How is Cob Made?

(images via: middle earth home)

First, cob builders must test the earth that is available to them to check the proportions of clay and sand and adjust it accordingly. Long straw fibers are mixed into the clay and sand to provide tensile strength. After adding water, cob builders mix it all up, usually by stepping on clumps of it on top of a tarp. Globs of the cob mixture can then be slapped onto a stone foundation to create walls.

There are a few variations of this technique. Some builders choose to use heavy construction equipment to mix the cob, as doing so by hand (or rather, by foot) is a labor-intensive process. The cob can also be shaped into ‘loaves’ and then arranged neatly to form the walls. The mixture can be smoothed over by hand or trowel, and uneven parts are shaved away or built upon as the walls are raised.

(images via: tiny house blog)

Pipes, wires, outlets and other necessary additions are laid into the walls as they’re built. Wooden anchors called ‘deadmen’ are also buried within the cob; these will provide the support for doors and windows. When the walls are complete, they are allowed to dry thoroughly, usually for several weeks or even months. Cracks that have formed in the cob as it dried are then repaired.

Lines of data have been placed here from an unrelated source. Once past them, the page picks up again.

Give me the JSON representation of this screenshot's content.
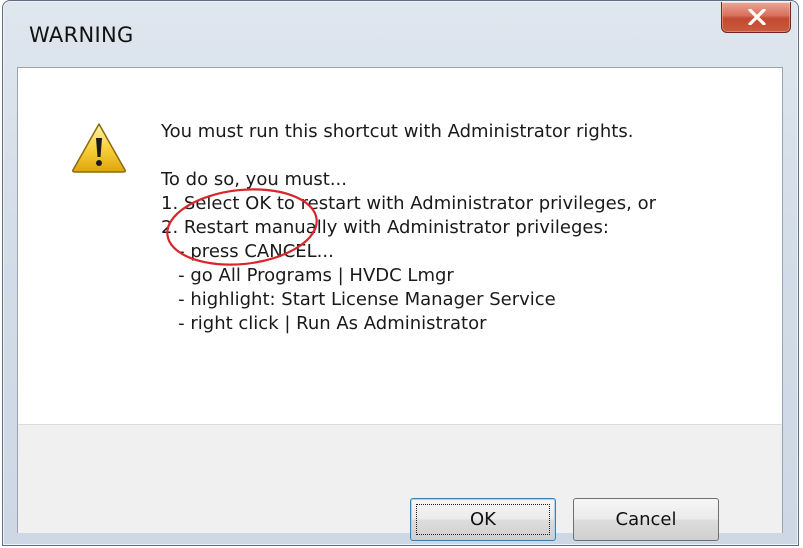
{
  "dialog": {
    "title": "WARNING",
    "message_lines": [
      "You must run this shortcut with Administrator rights.",
      "",
      "To do so, you must...",
      "1. Select OK to restart with Administrator privileges, or",
      "2. Restart manually with Administrator privileges:",
      "   - press CANCEL...",
      "   - go All Programs | HVDC Lmgr",
      "   - highlight: Start License Manager Service",
      "   - right click | Run As Administrator"
    ],
    "buttons": {
      "ok_label": "OK",
      "cancel_label": "Cancel"
    },
    "icons": {
      "message_icon": "warning-icon",
      "close_icon": "close-icon"
    },
    "colors": {
      "annotation_circle": "#d9262c",
      "close_button": "#c95b3f",
      "warning_yellow": "#f5c518"
    }
  }
}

(images via: gordecosense)

Earthen plaster is used to smooth over the walls for the final finish. This is typically made using a creamy mixture of earth, water, manure, wheat paste and sometimes natural fibers like cattails. Bare cob floors can be simply finished with linseed oil for a surprisingly durable, beautiful look. For a full how-to, see ‘The Hand-Sculpted House: A Practical and Philosophical Guide to Building a Cob Cottage.’

Next Page – Examples of Beautiful Cob Structures